Just a side note: there’s some debate on the figures that define hyperinflation. None of that crap matters to the common folk: when inflation talks, bullshit takes a walk back to academia. Sure there are nuances. But if prices are jumping, the population is suffering. Period.
More practically, inflation and high inflation still mean a troubled-yet-functional economy. It’s possible to adapt and defend somewhat, as hard and painful as it might be. Hyperinflation, on the other hand, is SHTF: a sure sign of a failed, collapsed country and society. Almost nothing works. It’s basically survival mode for everyone.
The hardship began even before it reached that point.
Stuff started to disappear from the shelves months before the stabilization plan even began to derail. All kinds of stuff, from toilet paper to meat, and dairy – everything. That’s the most painful and damaging consequence of broken measures to tame inflation. It’s more brutal for the population than it is for the politicians in their summer homes.
Inflation wallops the system as well. Production and free commerce get disincentivized. Investments dwindle. Rationing becomes the norm. Premiums and overpriced spread everywhere. The black market surges. People lose the reference of value, cost, worth.
In short, it sucks a lot. But life goes on.
In my next article I’ll conclude the story and tell how Brazil finally beat inflation. It was a confluence of internal and external factors, and this will play a role again as the world economy dives into recession (or worse). Stay tuned as I’ll provide some lessons and tips on how to read between the lines and remain alert and prepared for what’s coming.
What are your thoughts?
Do you believe hyperinflation will hit the United States? How do you think it will happen? What policies do you expect to see that just make it worse? Tell us your thoughts in the comments.
Fabian Ommar is a 50-year-old middle-class worker living in São Paulo, Brazil. Far from being the super-tactical or highly trained military survivor type, he is the average joe who since his youth has been involved with self-reliance and outdoor activities and the practical side of balancing life between a big city and rural/wilderness settings. Since the 2008 world economic crisis, he has been training and helping others in his area to become better prepared for the “constant, slow-burning SHTF” of living in a 3rd world country.

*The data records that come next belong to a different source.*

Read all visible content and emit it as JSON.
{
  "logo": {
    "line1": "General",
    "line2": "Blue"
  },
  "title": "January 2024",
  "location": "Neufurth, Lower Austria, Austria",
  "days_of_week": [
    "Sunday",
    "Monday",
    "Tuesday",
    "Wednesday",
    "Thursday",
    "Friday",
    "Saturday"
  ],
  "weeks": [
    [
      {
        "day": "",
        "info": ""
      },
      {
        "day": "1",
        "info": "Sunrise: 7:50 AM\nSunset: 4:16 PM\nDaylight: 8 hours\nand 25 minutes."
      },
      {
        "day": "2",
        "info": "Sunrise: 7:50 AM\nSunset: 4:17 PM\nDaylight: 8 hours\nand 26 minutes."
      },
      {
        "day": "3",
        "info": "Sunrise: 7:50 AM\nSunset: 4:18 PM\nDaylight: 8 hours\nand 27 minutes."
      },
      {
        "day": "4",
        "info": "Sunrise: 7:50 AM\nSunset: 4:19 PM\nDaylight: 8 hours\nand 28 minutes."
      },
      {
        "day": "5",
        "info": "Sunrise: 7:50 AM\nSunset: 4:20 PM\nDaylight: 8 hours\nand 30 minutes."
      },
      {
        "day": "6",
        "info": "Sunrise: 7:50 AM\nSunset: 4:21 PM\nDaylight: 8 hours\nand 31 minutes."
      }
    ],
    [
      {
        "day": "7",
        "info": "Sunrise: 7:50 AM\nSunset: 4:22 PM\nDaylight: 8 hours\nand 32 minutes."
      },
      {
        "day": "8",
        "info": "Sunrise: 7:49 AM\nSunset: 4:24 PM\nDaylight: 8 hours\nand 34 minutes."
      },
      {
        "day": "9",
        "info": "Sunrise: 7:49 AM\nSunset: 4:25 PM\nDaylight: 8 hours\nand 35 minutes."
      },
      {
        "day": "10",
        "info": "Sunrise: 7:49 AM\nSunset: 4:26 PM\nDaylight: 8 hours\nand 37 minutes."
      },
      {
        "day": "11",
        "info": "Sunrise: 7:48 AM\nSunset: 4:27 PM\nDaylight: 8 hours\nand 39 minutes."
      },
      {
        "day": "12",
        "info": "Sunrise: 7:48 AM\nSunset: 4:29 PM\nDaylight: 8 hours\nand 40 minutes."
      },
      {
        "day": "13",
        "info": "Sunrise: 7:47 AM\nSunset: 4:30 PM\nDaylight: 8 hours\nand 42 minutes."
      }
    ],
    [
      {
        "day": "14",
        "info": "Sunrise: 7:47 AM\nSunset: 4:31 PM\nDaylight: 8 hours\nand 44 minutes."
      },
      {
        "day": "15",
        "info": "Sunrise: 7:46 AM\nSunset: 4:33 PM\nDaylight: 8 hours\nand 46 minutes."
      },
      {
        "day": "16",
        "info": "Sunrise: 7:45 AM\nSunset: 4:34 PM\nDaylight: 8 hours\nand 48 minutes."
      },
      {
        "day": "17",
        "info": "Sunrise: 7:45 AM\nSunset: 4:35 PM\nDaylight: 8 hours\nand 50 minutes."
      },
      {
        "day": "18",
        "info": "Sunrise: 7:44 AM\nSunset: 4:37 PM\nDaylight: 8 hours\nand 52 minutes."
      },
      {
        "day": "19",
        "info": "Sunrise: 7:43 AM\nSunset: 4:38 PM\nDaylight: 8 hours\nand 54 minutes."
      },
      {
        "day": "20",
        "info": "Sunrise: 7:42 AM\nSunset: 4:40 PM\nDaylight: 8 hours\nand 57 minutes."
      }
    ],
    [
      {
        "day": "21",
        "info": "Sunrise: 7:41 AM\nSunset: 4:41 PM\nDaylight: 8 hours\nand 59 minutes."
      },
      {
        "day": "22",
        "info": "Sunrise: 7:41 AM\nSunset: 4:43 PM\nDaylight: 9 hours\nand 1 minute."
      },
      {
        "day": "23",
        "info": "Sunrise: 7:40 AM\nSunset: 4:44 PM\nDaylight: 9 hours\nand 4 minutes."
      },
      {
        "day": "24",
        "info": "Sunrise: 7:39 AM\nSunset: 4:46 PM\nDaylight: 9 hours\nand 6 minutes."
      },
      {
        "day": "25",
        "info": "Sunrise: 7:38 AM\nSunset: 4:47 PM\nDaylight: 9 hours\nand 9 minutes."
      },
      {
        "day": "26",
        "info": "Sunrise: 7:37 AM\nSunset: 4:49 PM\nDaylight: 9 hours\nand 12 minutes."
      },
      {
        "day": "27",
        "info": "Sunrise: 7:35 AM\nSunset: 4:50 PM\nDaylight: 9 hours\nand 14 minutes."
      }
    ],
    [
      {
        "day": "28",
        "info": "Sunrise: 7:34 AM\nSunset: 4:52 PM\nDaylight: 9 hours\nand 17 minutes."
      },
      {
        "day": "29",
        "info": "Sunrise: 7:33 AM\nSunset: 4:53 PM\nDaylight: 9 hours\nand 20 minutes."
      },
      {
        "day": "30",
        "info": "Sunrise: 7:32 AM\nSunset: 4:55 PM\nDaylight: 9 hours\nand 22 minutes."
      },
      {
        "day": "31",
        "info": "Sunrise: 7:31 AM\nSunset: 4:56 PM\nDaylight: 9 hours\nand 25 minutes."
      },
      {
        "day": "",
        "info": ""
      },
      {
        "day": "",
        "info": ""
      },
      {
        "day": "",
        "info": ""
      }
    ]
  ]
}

Fabian’s ebook, Street Survivalism: A Practical Training Guide To Life In The City, is a practical training method for common city dwellers based on the lifestyle of the homeless (real-life survivors) to be more psychologically, mentally, and physically prepared to deal with the harsh reality of the streets during normal or difficult times. Also, check out The Ultimate Survival Gear Handbook for tried and tested gear choices.
You can follow Fabian on Instagram @stoicsurvivor